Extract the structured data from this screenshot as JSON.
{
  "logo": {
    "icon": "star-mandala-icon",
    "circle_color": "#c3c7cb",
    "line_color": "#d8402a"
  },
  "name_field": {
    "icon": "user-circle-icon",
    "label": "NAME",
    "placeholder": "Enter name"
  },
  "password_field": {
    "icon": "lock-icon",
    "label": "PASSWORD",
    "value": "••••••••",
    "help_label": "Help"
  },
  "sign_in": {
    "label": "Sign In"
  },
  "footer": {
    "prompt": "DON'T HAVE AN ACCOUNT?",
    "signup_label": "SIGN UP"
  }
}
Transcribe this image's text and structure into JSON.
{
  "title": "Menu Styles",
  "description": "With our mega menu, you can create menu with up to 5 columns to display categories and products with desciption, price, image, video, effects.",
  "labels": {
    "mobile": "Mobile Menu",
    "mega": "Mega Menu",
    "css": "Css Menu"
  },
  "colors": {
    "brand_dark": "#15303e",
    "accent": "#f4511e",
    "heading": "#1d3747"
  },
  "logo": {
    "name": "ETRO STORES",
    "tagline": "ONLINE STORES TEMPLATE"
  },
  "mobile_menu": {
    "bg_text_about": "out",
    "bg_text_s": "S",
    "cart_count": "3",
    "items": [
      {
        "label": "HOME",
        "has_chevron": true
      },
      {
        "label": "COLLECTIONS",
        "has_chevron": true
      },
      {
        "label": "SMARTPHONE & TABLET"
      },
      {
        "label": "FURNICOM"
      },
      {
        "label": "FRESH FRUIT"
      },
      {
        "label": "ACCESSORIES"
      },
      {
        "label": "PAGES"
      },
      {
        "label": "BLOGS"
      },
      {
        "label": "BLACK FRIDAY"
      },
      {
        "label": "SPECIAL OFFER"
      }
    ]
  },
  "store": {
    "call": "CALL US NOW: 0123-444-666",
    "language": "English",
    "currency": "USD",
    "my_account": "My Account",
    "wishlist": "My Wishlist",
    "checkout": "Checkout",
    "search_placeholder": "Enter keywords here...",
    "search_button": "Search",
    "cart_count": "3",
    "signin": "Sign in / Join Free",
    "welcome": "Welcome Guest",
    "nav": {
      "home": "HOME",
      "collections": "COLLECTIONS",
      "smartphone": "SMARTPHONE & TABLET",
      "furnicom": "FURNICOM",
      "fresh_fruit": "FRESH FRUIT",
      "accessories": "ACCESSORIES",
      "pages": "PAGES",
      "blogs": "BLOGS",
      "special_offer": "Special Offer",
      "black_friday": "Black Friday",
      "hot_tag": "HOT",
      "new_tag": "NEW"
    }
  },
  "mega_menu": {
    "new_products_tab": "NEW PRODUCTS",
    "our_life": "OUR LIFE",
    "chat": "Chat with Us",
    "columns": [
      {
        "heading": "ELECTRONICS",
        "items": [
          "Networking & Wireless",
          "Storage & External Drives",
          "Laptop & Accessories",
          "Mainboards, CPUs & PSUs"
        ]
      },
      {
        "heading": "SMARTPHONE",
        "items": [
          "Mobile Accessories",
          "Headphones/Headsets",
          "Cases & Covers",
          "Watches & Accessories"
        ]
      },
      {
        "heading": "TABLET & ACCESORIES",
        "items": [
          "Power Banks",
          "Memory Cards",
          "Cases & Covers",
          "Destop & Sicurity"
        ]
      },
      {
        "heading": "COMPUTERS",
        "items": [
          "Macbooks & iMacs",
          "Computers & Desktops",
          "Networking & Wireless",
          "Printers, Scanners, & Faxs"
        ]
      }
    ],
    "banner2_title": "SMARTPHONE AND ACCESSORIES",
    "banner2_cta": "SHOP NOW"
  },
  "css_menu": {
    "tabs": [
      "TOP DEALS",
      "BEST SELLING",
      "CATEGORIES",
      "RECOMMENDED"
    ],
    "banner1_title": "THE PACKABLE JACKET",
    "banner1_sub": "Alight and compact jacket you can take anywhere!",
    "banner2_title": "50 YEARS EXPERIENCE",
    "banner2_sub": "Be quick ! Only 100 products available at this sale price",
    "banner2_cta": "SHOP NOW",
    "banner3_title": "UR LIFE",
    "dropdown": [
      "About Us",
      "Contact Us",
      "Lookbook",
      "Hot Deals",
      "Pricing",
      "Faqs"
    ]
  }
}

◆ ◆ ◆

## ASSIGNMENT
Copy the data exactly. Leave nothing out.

## FINISHED TASK
Extract the structured data from this screenshot as JSON.
{
  "logo": {
    "icon": "star-mandala-icon",
    "circle_color": "#c3c7cb",
    "line_color": "#d8402a"
  },
  "name_field": {
    "icon": "user-circle-icon",
    "label": "NAME",
    "placeholder": "Enter name"
  },
  "password_field": {
    "icon": "lock-icon",
    "label": "PASSWORD",
    "value": "••••••••",
    "help_label": "Help"
  },
  "sign_in": {
    "label": "Sign In"
  },
  "footer": {
    "prompt": "DON'T HAVE AN ACCOUNT?",
    "signup_label": "SIGN UP"
  }
}
Transcribe this image's text and structure into JSON.
{
  "title": "Menu Styles",
  "description": "With our mega menu, you can create menu with up to 5 columns to display categories and products with desciption, price, image, video, effects.",
  "labels": {
    "mobile": "Mobile Menu",
    "mega": "Mega Menu",
    "css": "Css Menu"
  },
  "colors": {
    "brand_dark": "#15303e",
    "accent": "#f4511e",
    "heading": "#1d3747"
  },
  "logo": {
    "name": "ETRO STORES",
    "tagline": "ONLINE STORES TEMPLATE"
  },
  "mobile_menu": {
    "bg_text_about": "out",
    "bg_text_s": "S",
    "cart_count": "3",
    "items": [
      {
        "label": "HOME",
        "has_chevron": true
      },
      {
        "label": "COLLECTIONS",
        "has_chevron": true
      },
      {
        "label": "SMARTPHONE & TABLET"
      },
      {
        "label": "FURNICOM"
      },
      {
        "label": "FRESH FRUIT"
      },
      {
        "label": "ACCESSORIES"
      },
      {
        "label": "PAGES"
      },
      {
        "label": "BLOGS"
      },
      {
        "label": "BLACK FRIDAY"
      },
      {
        "label": "SPECIAL OFFER"
      }
    ]
  },
  "store": {
    "call": "CALL US NOW: 0123-444-666",
    "language": "English",
    "currency": "USD",
    "my_account": "My Account",
    "wishlist": "My Wishlist",
    "checkout": "Checkout",
    "search_placeholder": "Enter keywords here...",
    "search_button": "Search",
    "cart_count": "3",
    "signin": "Sign in / Join Free",
    "welcome": "Welcome Guest",
    "nav": {
      "home": "HOME",
      "collections": "COLLECTIONS",
      "smartphone": "SMARTPHONE & TABLET",
      "furnicom": "FURNICOM",
      "fresh_fruit": "FRESH FRUIT",
      "accessories": "ACCESSORIES",
      "pages": "PAGES",
      "blogs": "BLOGS",
      "special_offer": "Special Offer",
      "black_friday": "Black Friday",
      "hot_tag": "HOT",
      "new_tag": "NEW"
    }
  },
  "mega_menu": {
    "new_products_tab": "NEW PRODUCTS",
    "our_life": "OUR LIFE",
    "chat": "Chat with Us",
    "columns": [
      {
        "heading": "ELECTRONICS",
        "items": [
          "Networking & Wireless",
          "Storage & External Drives",
          "Laptop & Accessories",
          "Mainboards, CPUs & PSUs"
        ]
      },
      {
        "heading": "SMARTPHONE",
        "items": [
          "Mobile Accessories",
          "Headphones/Headsets",
          "Cases & Covers",
          "Watches & Accessories"
        ]
      },
      {
        "heading": "TABLET & ACCESORIES",
        "items": [
          "Power Banks",
          "Memory Cards",
          "Cases & Covers",
          "Destop & Sicurity"
        ]
      },
      {
        "heading": "COMPUTERS",
        "items": [
          "Macbooks & iMacs",
          "Computers & Desktops",
          "Networking & Wireless",
          "Printers, Scanners, & Faxs"
        ]
      }
    ],
    "banner2_title": "SMARTPHONE AND ACCESSORIES",
    "banner2_cta": "SHOP NOW"
  },
  "css_menu": {
    "tabs": [
      "TOP DEALS",
      "BEST SELLING",
      "CATEGORIES",
      "RECOMMENDED"
    ],
    "banner1_title": "THE PACKABLE JACKET",
    "banner1_sub": "Alight and compact jacket you can take anywhere!",
    "banner2_title": "50 YEARS EXPERIENCE",
    "banner2_sub": "Be quick ! Only 100 products available at this sale price",
    "banner2_cta": "SHOP NOW",
    "banner3_title": "UR LIFE",
    "dropdown": [
      "About Us",
      "Contact Us",
      "Lookbook",
      "Hot Deals",
      "Pricing",
      "Faqs"
    ]
  }
}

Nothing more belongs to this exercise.